Everything from the line holding "Serialize everything readable" to the end of the listing below should be copied exactly, line for line, minus the pictures.
++++ Extracted entries
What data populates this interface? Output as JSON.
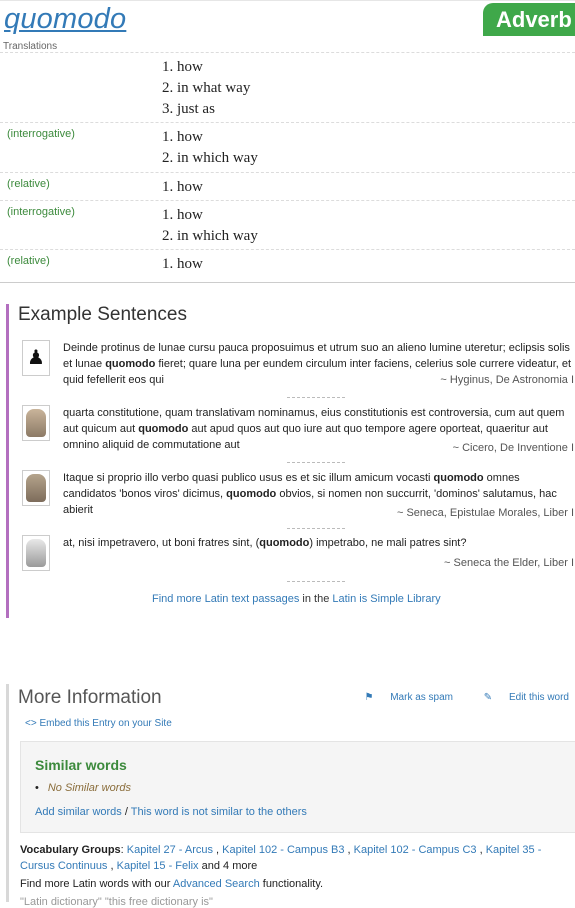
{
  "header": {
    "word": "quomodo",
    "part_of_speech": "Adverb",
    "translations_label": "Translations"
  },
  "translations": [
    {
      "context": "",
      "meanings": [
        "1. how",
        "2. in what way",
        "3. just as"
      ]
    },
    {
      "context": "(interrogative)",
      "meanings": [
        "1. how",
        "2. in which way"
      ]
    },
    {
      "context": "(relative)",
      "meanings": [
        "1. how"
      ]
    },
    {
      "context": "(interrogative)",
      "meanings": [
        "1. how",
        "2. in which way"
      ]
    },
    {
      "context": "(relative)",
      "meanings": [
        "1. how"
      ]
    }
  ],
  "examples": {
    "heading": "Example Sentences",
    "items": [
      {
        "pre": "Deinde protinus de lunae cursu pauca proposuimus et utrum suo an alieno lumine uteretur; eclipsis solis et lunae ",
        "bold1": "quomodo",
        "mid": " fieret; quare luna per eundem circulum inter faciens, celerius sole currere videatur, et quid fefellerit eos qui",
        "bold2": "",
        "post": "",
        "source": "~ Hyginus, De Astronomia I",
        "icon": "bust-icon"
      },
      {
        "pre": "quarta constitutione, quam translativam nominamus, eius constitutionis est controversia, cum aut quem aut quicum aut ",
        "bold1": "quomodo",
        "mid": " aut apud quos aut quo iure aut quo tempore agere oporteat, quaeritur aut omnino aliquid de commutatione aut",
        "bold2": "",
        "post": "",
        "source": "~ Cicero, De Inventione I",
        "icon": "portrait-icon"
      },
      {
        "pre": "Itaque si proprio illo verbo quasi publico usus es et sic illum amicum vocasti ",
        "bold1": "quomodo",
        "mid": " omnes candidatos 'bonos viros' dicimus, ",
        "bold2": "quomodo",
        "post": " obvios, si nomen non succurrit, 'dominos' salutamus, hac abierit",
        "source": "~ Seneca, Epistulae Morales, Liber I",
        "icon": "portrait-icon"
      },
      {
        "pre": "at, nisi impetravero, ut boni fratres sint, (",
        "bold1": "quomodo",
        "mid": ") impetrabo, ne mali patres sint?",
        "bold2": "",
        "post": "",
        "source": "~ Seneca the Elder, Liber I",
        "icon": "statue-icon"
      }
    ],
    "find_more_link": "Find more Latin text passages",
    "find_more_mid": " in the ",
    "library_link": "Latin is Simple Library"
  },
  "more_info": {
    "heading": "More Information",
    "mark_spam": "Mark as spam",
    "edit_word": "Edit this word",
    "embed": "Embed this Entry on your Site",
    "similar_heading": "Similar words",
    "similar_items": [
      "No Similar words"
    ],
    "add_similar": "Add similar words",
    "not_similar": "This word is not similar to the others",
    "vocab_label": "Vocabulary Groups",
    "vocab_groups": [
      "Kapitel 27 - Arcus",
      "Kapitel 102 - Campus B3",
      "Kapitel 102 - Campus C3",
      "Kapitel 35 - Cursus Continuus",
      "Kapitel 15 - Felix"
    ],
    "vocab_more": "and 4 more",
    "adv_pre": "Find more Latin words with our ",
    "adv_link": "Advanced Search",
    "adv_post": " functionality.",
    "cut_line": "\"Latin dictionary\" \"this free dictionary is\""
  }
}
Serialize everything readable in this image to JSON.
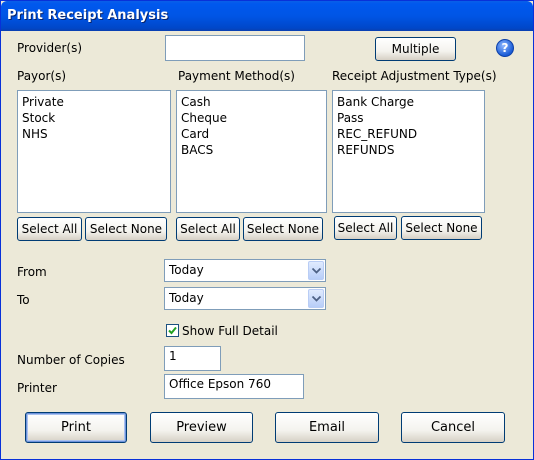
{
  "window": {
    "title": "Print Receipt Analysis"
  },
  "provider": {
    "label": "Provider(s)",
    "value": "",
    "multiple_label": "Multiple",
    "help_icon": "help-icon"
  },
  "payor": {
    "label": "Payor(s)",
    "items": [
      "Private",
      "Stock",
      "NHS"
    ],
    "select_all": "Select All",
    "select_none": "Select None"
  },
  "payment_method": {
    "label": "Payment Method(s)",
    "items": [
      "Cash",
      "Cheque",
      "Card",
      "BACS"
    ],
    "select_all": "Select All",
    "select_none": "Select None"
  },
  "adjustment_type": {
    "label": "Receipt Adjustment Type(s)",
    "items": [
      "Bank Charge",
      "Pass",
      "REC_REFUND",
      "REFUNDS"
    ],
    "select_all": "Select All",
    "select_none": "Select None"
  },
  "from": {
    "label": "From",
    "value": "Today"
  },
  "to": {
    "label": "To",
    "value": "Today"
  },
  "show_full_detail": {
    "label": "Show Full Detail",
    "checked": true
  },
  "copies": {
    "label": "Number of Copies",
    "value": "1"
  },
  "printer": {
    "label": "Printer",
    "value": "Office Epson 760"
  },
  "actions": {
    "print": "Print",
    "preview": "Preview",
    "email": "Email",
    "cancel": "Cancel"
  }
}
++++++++
Response to this exercise
Serialize everything readable in this image to JSON.
{
  "window": {
    "title": "Print Receipt Analysis"
  },
  "provider": {
    "label": "Provider(s)",
    "value": "",
    "multiple_label": "Multiple",
    "help_icon": "help-icon"
  },
  "payor": {
    "label": "Payor(s)",
    "items": [
      "Private",
      "Stock",
      "NHS"
    ],
    "select_all": "Select All",
    "select_none": "Select None"
  },
  "payment_method": {
    "label": "Payment Method(s)",
    "items": [
      "Cash",
      "Cheque",
      "Card",
      "BACS"
    ],
    "select_all": "Select All",
    "select_none": "Select None"
  },
  "adjustment_type": {
    "label": "Receipt Adjustment Type(s)",
    "items": [
      "Bank Charge",
      "Pass",
      "REC_REFUND",
      "REFUNDS"
    ],
    "select_all": "Select All",
    "select_none": "Select None"
  },
  "from": {
    "label": "From",
    "value": "Today"
  },
  "to": {
    "label": "To",
    "value": "Today"
  },
  "show_full_detail": {
    "label": "Show Full Detail",
    "checked": true
  },
  "copies": {
    "label": "Number of Copies",
    "value": "1"
  },
  "printer": {
    "label": "Printer",
    "value": "Office Epson 760"
  },
  "actions": {
    "print": "Print",
    "preview": "Preview",
    "email": "Email",
    "cancel": "Cancel"
  }
}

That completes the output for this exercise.